On April 2, 2022, a Facebook post shared an image of seven men handcuffed outside a police station alongside the caption:  “Developing News: Police say the masterminds of the violence that rocked a burial in Eldoret are in custody.”

All seven suspects were named in the post, which has been shared more than 500 times. 

The post was published a day after chaotic scenes marred the funeral of Jackson Kibor, a Kenyan businessman-turned-politician. Odinga, a former prime minister, attended the event.

During the violence, Odinga’s chopper was stoned and damaged.
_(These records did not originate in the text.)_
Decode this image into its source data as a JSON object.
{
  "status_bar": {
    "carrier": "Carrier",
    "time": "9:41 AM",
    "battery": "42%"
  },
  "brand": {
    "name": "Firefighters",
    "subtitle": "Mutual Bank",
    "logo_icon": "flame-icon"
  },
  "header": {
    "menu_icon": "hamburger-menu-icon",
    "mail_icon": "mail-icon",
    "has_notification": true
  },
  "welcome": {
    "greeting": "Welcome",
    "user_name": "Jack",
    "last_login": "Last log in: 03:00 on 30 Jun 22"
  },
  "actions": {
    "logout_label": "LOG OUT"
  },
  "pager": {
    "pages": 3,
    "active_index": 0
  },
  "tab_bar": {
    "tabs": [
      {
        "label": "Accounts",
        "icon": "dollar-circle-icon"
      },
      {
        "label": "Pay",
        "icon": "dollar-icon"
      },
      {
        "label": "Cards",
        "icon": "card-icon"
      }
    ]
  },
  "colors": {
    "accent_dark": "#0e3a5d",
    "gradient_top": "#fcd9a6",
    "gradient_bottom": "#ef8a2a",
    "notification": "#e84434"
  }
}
The funeral took place in Uasin Gishu County, an area in Kenya’s Rift Valley region perceived to be the political base of the country's deputy president William Ruto – an arch-rival of Odinga in the upcoming elections.

A screenshot of the false Facebook post, taken on April 8, 2022

Similar claims were shared on Facebook here, here and here.

However, the claims are false.

Car crooks

A reverse image search on TinEye reveals the picture is old and unrelated to the claims.

The same image was published in this local news report on October 7, 2019, describing how police had stopped a car theft racket.

A screenshot of the local news report about arrested suspects linked to a car theft syndicate, taken on April 13, 2022

“Police parade seven suspects linked to car theft ring at Eldoret Police Station on October 7, 2019,” reads the newspaper’s caption.

Odinga suspects arrested

Following the unrest at the funeral, 17 people – and not seven as claimed in the Facebook post – were arrested and appeared in court (see here and here). On April 13, 2022, 15 of the suspects were released due to lack of evidence while two are set to face trial.

Additionally, none of those initially arrested for damaging Odinga’s helicopter at the funeral have the same names as the seven brought to book in 2019 for allegedly running a car theft ring.

The aggression towards Odinga was sharply criticised by politicians, who called for tolerance as Kenya prepares to hold an election in four months.

An increasing amount of misinformation has spread in Kenya as the general elections draw nearer. AFP Fact Check has debunked claims linked to the polls herehere, and here.